**Dataset rows for apps and sites:**
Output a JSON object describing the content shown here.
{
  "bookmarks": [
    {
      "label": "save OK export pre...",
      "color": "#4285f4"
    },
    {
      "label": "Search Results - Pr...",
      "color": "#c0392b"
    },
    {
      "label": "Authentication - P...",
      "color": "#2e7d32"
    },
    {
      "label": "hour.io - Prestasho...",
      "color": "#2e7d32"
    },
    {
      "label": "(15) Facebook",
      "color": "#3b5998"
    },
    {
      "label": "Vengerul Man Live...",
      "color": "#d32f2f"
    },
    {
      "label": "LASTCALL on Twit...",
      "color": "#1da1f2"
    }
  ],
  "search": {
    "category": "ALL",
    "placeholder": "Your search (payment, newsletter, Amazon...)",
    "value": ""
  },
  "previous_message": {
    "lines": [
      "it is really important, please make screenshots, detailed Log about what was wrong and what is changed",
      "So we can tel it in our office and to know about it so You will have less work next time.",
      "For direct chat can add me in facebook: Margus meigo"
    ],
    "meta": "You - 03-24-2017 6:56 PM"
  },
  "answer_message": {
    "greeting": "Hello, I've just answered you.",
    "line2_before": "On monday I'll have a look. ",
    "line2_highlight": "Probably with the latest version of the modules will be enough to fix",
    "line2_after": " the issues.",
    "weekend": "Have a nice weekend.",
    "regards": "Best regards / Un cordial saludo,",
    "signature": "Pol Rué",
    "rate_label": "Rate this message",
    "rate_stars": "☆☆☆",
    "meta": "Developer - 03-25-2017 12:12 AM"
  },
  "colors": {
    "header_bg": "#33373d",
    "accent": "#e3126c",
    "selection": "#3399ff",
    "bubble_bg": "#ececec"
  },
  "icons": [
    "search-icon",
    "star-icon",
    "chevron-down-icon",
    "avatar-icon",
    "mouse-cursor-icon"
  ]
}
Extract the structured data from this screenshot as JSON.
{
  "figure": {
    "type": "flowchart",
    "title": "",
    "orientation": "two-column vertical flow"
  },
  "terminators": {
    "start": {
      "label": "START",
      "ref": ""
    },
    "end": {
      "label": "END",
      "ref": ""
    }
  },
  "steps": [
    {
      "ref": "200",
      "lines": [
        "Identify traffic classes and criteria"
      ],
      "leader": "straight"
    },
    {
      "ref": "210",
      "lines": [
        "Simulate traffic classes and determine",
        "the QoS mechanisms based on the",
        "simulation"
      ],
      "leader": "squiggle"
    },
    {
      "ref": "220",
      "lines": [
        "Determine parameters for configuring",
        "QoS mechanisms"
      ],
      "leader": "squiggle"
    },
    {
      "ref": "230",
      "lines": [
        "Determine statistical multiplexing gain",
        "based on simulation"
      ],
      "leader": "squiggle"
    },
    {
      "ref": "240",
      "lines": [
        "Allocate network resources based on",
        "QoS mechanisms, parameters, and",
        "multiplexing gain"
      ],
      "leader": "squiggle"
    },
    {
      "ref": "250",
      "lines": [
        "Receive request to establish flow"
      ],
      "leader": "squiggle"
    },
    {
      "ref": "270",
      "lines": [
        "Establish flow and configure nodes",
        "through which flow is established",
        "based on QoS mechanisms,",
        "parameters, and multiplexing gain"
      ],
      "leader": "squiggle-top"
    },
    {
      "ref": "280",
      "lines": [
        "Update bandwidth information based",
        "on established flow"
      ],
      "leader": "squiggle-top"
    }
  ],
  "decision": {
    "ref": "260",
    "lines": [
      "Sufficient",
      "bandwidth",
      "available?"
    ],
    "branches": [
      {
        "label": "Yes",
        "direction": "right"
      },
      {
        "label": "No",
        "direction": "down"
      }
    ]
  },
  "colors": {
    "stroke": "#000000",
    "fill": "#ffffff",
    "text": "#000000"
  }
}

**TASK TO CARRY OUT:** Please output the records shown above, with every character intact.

**RESPONSE AREA:**
Output a JSON object describing the content shown here.
{
  "bookmarks": [
    {
      "label": "save OK export pre...",
      "color": "#4285f4"
    },
    {
      "label": "Search Results - Pr...",
      "color": "#c0392b"
    },
    {
      "label": "Authentication - P...",
      "color": "#2e7d32"
    },
    {
      "label": "hour.io - Prestasho...",
      "color": "#2e7d32"
    },
    {
      "label": "(15) Facebook",
      "color": "#3b5998"
    },
    {
      "label": "Vengerul Man Live...",
      "color": "#d32f2f"
    },
    {
      "label": "LASTCALL on Twit...",
      "color": "#1da1f2"
    }
  ],
  "search": {
    "category": "ALL",
    "placeholder": "Your search (payment, newsletter, Amazon...)",
    "value": ""
  },
  "previous_message": {
    "lines": [
      "it is really important, please make screenshots, detailed Log about what was wrong and what is changed",
      "So we can tel it in our office and to know about it so You will have less work next time.",
      "For direct chat can add me in facebook: Margus meigo"
    ],
    "meta": "You - 03-24-2017 6:56 PM"
  },
  "answer_message": {
    "greeting": "Hello, I've just answered you.",
    "line2_before": "On monday I'll have a look. ",
    "line2_highlight": "Probably with the latest version of the modules will be enough to fix",
    "line2_after": " the issues.",
    "weekend": "Have a nice weekend.",
    "regards": "Best regards / Un cordial saludo,",
    "signature": "Pol Rué",
    "rate_label": "Rate this message",
    "rate_stars": "☆☆☆",
    "meta": "Developer - 03-25-2017 12:12 AM"
  },
  "colors": {
    "header_bg": "#33373d",
    "accent": "#e3126c",
    "selection": "#3399ff",
    "bubble_bg": "#ececec"
  },
  "icons": [
    "search-icon",
    "star-icon",
    "chevron-down-icon",
    "avatar-icon",
    "mouse-cursor-icon"
  ]
}
Extract the structured data from this screenshot as JSON.
{
  "figure": {
    "type": "flowchart",
    "title": "",
    "orientation": "two-column vertical flow"
  },
  "terminators": {
    "start": {
      "label": "START",
      "ref": ""
    },
    "end": {
      "label": "END",
      "ref": ""
    }
  },
  "steps": [
    {
      "ref": "200",
      "lines": [
        "Identify traffic classes and criteria"
      ],
      "leader": "straight"
    },
    {
      "ref": "210",
      "lines": [
        "Simulate traffic classes and determine",
        "the QoS mechanisms based on the",
        "simulation"
      ],
      "leader": "squiggle"
    },
    {
      "ref": "220",
      "lines": [
        "Determine parameters for configuring",
        "QoS mechanisms"
      ],
      "leader": "squiggle"
    },
    {
      "ref": "230",
      "lines": [
        "Determine statistical multiplexing gain",
        "based on simulation"
      ],
      "leader": "squiggle"
    },
    {
      "ref": "240",
      "lines": [
        "Allocate network resources based on",
        "QoS mechanisms, parameters, and",
        "multiplexing gain"
      ],
      "leader": "squiggle"
    },
    {
      "ref": "250",
      "lines": [
        "Receive request to establish flow"
      ],
      "leader": "squiggle"
    },
    {
      "ref": "270",
      "lines": [
        "Establish flow and configure nodes",
        "through which flow is established",
        "based on QoS mechanisms,",
        "parameters, and multiplexing gain"
      ],
      "leader": "squiggle-top"
    },
    {
      "ref": "280",
      "lines": [
        "Update bandwidth information based",
        "on established flow"
      ],
      "leader": "squiggle-top"
    }
  ],
  "decision": {
    "ref": "260",
    "lines": [
      "Sufficient",
      "bandwidth",
      "available?"
    ],
    "branches": [
      {
        "label": "Yes",
        "direction": "right"
      },
      {
        "label": "No",
        "direction": "down"
      }
    ]
  },
  "colors": {
    "stroke": "#000000",
    "fill": "#ffffff",
    "text": "#000000"
  }
}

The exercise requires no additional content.